I was moved that when I went to visit the chapter again the following day, and made sure to bring some tefillin with me, Brothers were lined up asking to wrap. I firmly believe it is important to remind students not only that they’re Jewish, but that they should be proud to show that they are. Chabad teaches us to be proud of who we are and not let hatred dictate our identity. It’s unfortunate that these reminders spawn from negative encounters, but I’m thankful we got to decide how we want to showcase our identity. I saw new members there who were seeing that AEPi isn’t just a Jewish fraternity in name, but also in their actions. I had parents of the Brothers calling me to say how wrapping tefillin gave their sons a boost of Jewish pride, and that’s what it’s all about. Performing this mitzvah is only the first step.
In the wake of their house being vandalized, the Brothers created a GoFundMe to help raise funds that would not only repair their house, but also help the local Jewish Community Center (JCC) and Yad Yashem, an organization dedicated to maintaining the memory and education of the Holocaust. Their fundraiser, which had a $1,300 goal, went on to raise $27,273 in a matter of days. I’m told the AEPi Foundation gave them a grant to clean the house, so all funds will be split evenly between the two organizations. What a beautiful, powerful thing to see that money raised go to organizations like the local JCC, who are in need. I shouldn’t need to speak on the importance of remembering the horrors of the Holocaust.

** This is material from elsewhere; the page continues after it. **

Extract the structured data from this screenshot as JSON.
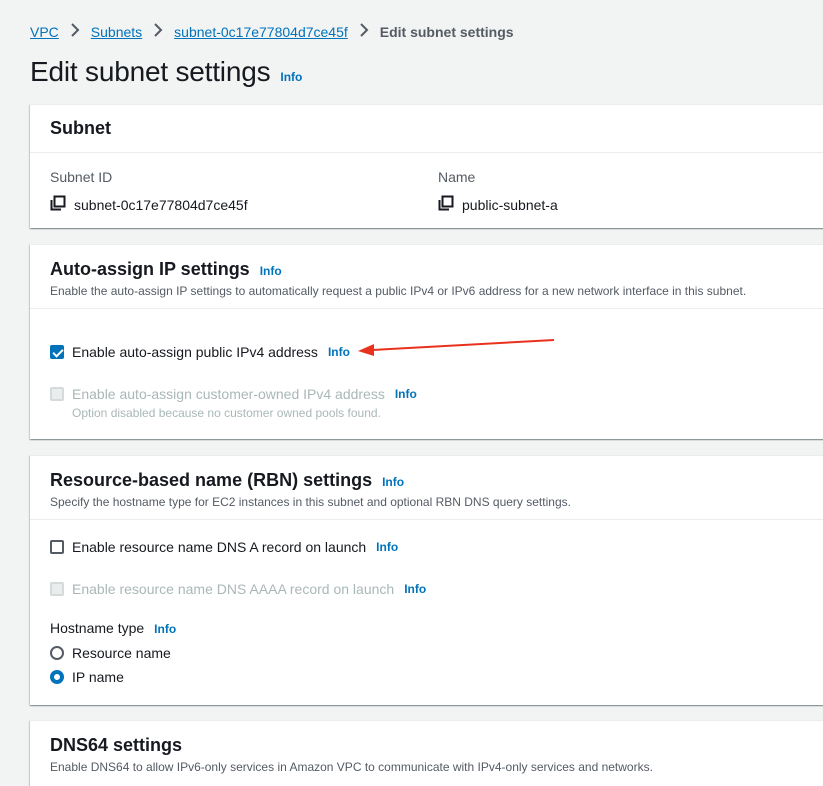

Finding the culprit of this attack on the AEPi house and Jewish community at SLO is important; I won’t downplay that. There are plenty of organizations, like the local police and Anti-Defamation League (ADL), searching for answers as we speak. I’m especially impressed with the AEPi chapter’s leadership, who has met with the school and worked with people from all different levels of Cal Poly’s administration. Instead of working towards finding the person responsible, these Brothers are trying to encourage their peers to use this as a teaching opportunity. Again, finding this person is important, but I think educating the community is all the more powerful. Out of everything the chapter could have asked for in order to remedy the situation, all they wanted was a chance to bring the community together, create a sense of unity and make sure others know what anti-Semitism is and how it affects us as Jews.
It’s a great pleasure being an honorary initiated Brother of this fraternity. I was always close with the Jewish kids that came around Chabad after we moved here, but the best part of being a Brother is the greater sense of connection I have with these guys now. AEPi at Cal Poly – SLO isn’t going to waste any time now that they have the community’s attention. We live in a time when people are waking up and wanting to correct the wrongs of the world. When the Brothers of AEPi and other members of our community focus on telling the story of how this act of hate affected them, I know their friend groups will listen. Peers are always influenced more by hearing the personal effects something like this has. It’s our job as a Jewish community to explain how this makes us feel. I only hope our non-Jewish friends listen, especially at a time when anti-Semitism is at a peak it hasn’t seen in decades.
AEPi Voices is a segment dedicated to highlighting those with something to say about their positive experience. Are you a voice that wants to be heard? Email [email protected]. Rabbi Chaim Hilel is the Director and Rabbi of Chabad on Campus at Cal Poly – SLO. Originally from Montreal, Canada, he and his family have called San Luis Obispo their home for more than a decade.